**Task instructions**. Please set down the data again exactly, minus the pictures.

**Provided records**.
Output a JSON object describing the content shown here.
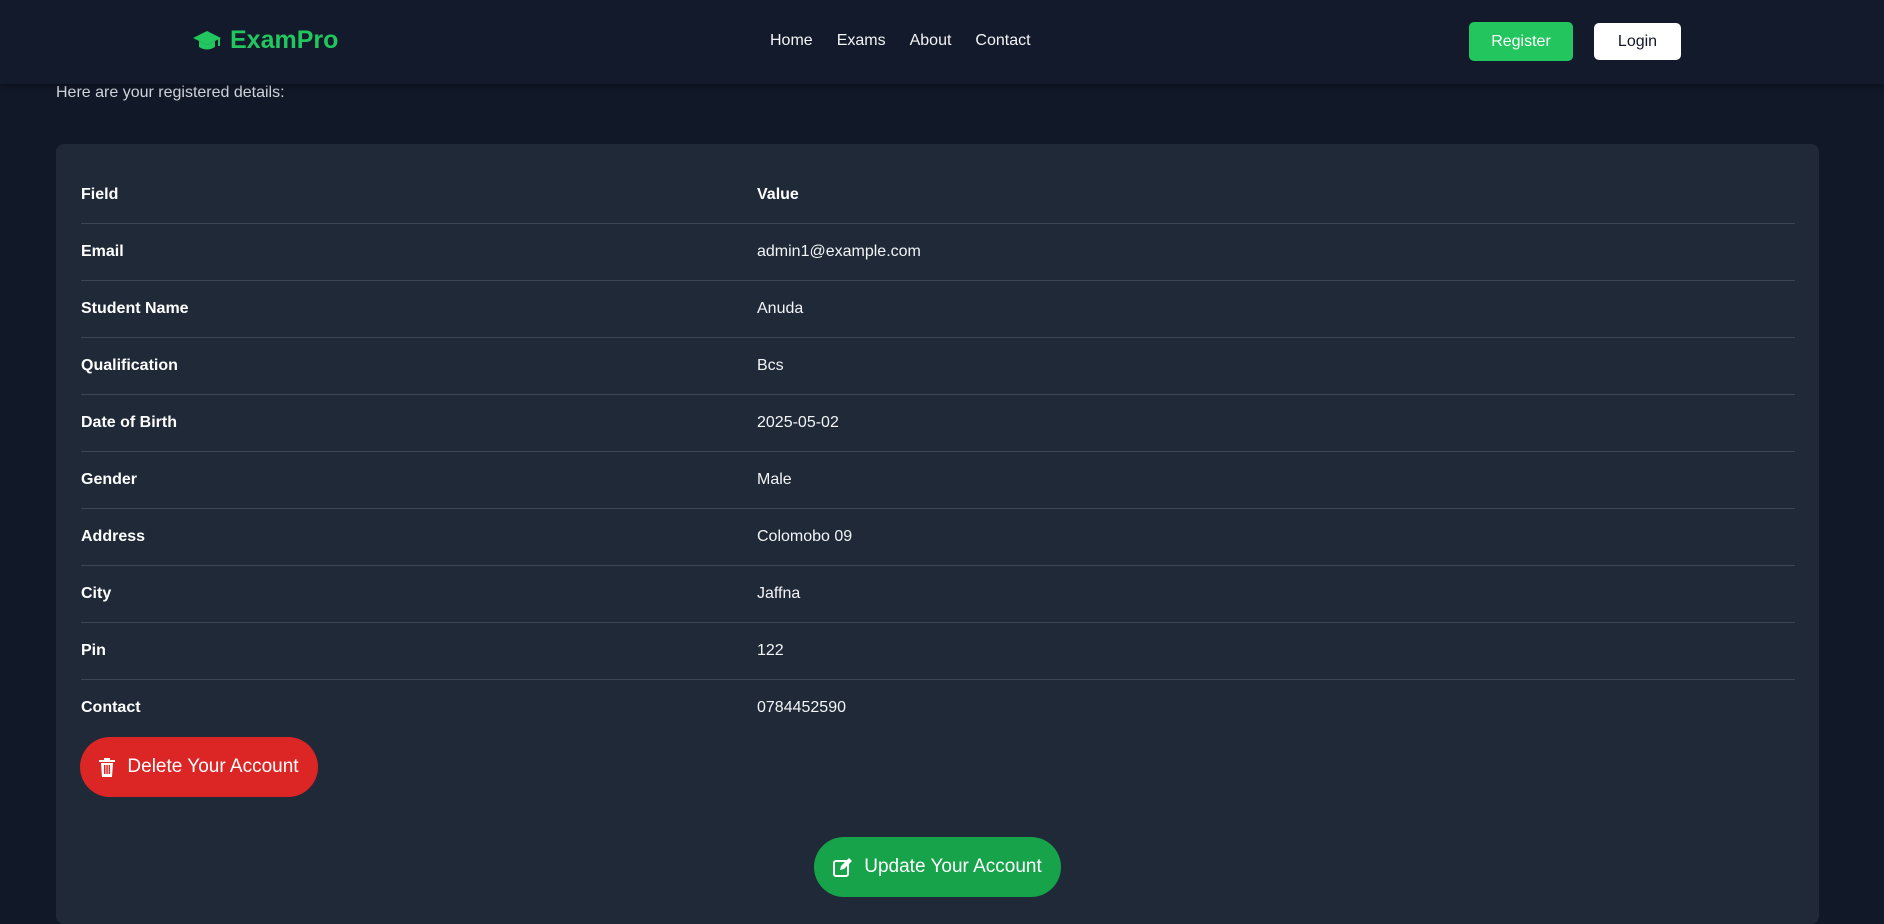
{
  "navbar": {
    "brand": "ExamPro",
    "brand_icon": "graduation-cap-icon",
    "links": [
      "Home",
      "Exams",
      "About",
      "Contact"
    ],
    "register_label": "Register",
    "login_label": "Login"
  },
  "intro_text": "Here are your registered details:",
  "details": {
    "header_field": "Field",
    "header_value": "Value",
    "rows": [
      {
        "field": "Email",
        "value": "admin1@example.com"
      },
      {
        "field": "Student Name",
        "value": "Anuda"
      },
      {
        "field": "Qualification",
        "value": "Bcs"
      },
      {
        "field": "Date of Birth",
        "value": "2025-05-02"
      },
      {
        "field": "Gender",
        "value": "Male"
      },
      {
        "field": "Address",
        "value": "Colomobo 09"
      },
      {
        "field": "City",
        "value": "Jaffna"
      },
      {
        "field": "Pin",
        "value": "122"
      },
      {
        "field": "Contact",
        "value": "0784452590"
      }
    ]
  },
  "actions": {
    "delete_label": "Delete Your Account",
    "delete_icon": "trash-icon",
    "update_label": "Update Your Account",
    "update_icon": "edit-icon"
  },
  "colors": {
    "accent_green": "#22c55e",
    "danger_red": "#dc2626",
    "background": "#111827",
    "card": "#1f2937"
  }
}
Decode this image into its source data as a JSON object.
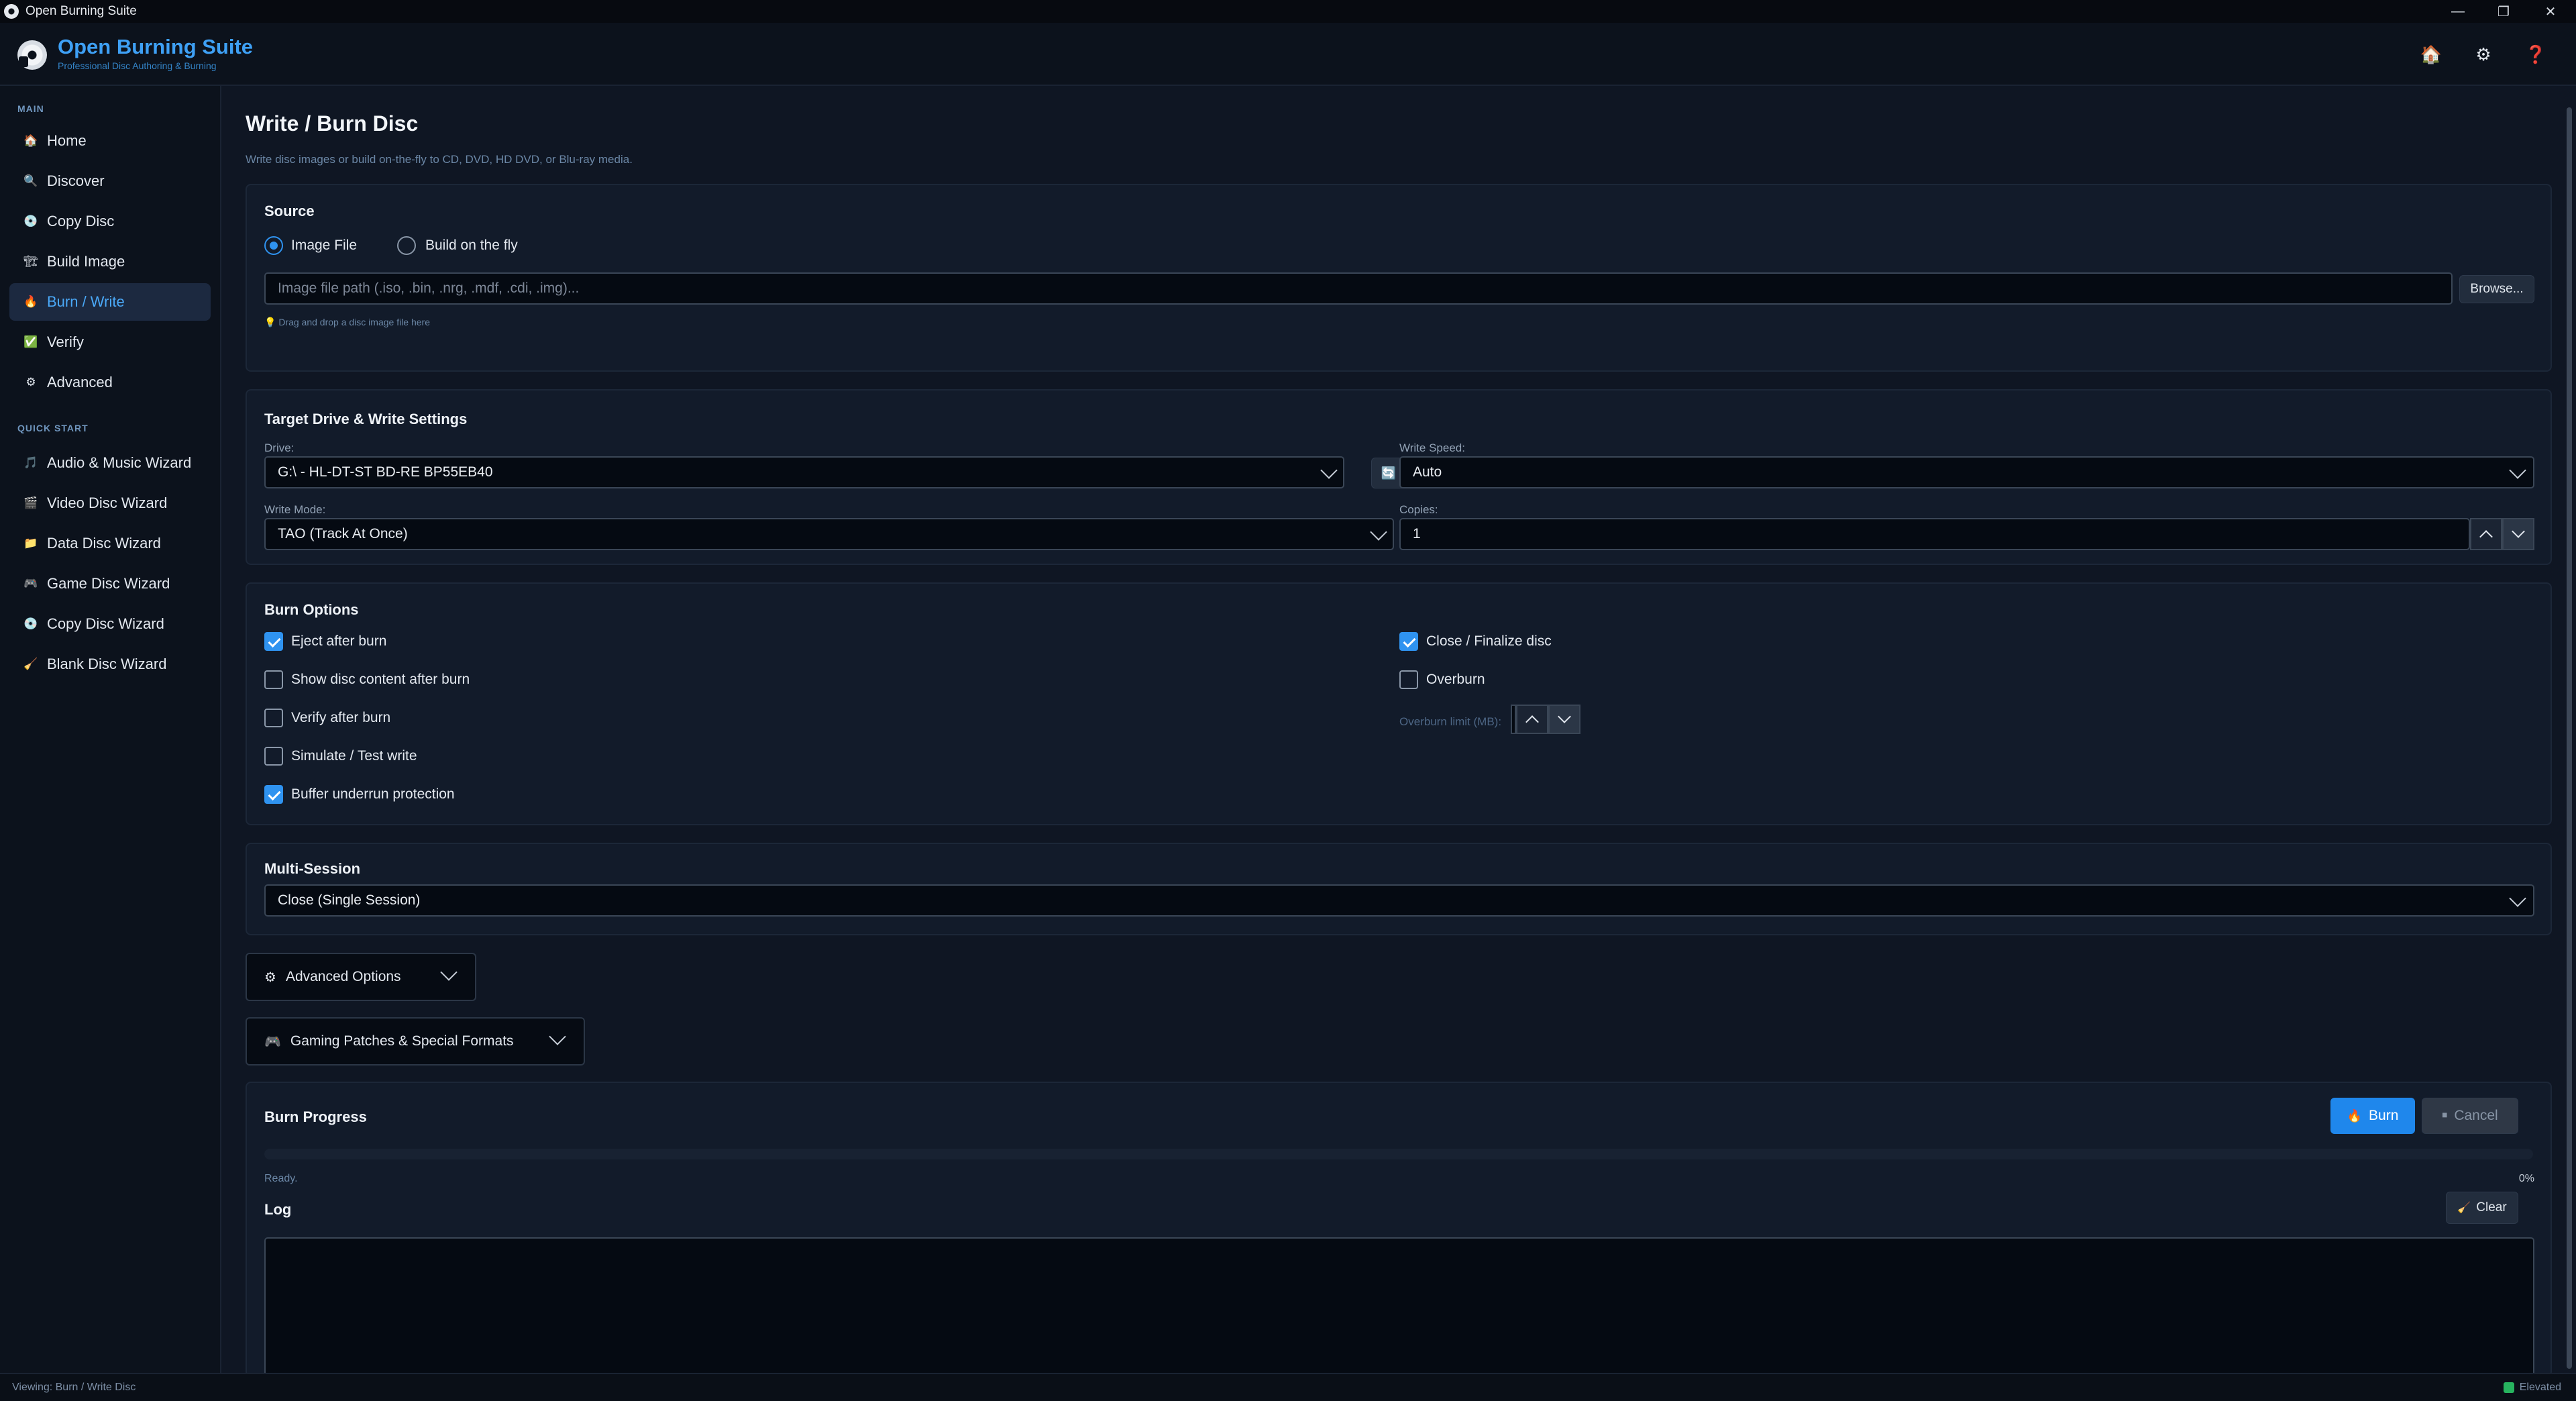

**Answer**.
Output a JSON object describing the content shown here.
{
  "navbar": {
    "brand": "ExamPro",
    "brand_icon": "graduation-cap-icon",
    "links": [
      "Home",
      "Exams",
      "About",
      "Contact"
    ],
    "register_label": "Register",
    "login_label": "Login"
  },
  "intro_text": "Here are your registered details:",
  "details": {
    "header_field": "Field",
    "header_value": "Value",
    "rows": [
      {
        "field": "Email",
        "value": "admin1@example.com"
      },
      {
        "field": "Student Name",
        "value": "Anuda"
      },
      {
        "field": "Qualification",
        "value": "Bcs"
      },
      {
        "field": "Date of Birth",
        "value": "2025-05-02"
      },
      {
        "field": "Gender",
        "value": "Male"
      },
      {
        "field": "Address",
        "value": "Colomobo 09"
      },
      {
        "field": "City",
        "value": "Jaffna"
      },
      {
        "field": "Pin",
        "value": "122"
      },
      {
        "field": "Contact",
        "value": "0784452590"
      }
    ]
  },
  "actions": {
    "delete_label": "Delete Your Account",
    "delete_icon": "trash-icon",
    "update_label": "Update Your Account",
    "update_icon": "edit-icon"
  },
  "colors": {
    "accent_green": "#22c55e",
    "danger_red": "#dc2626",
    "background": "#111827",
    "card": "#1f2937"
  }
}
Decode this image into its source data as a JSON object.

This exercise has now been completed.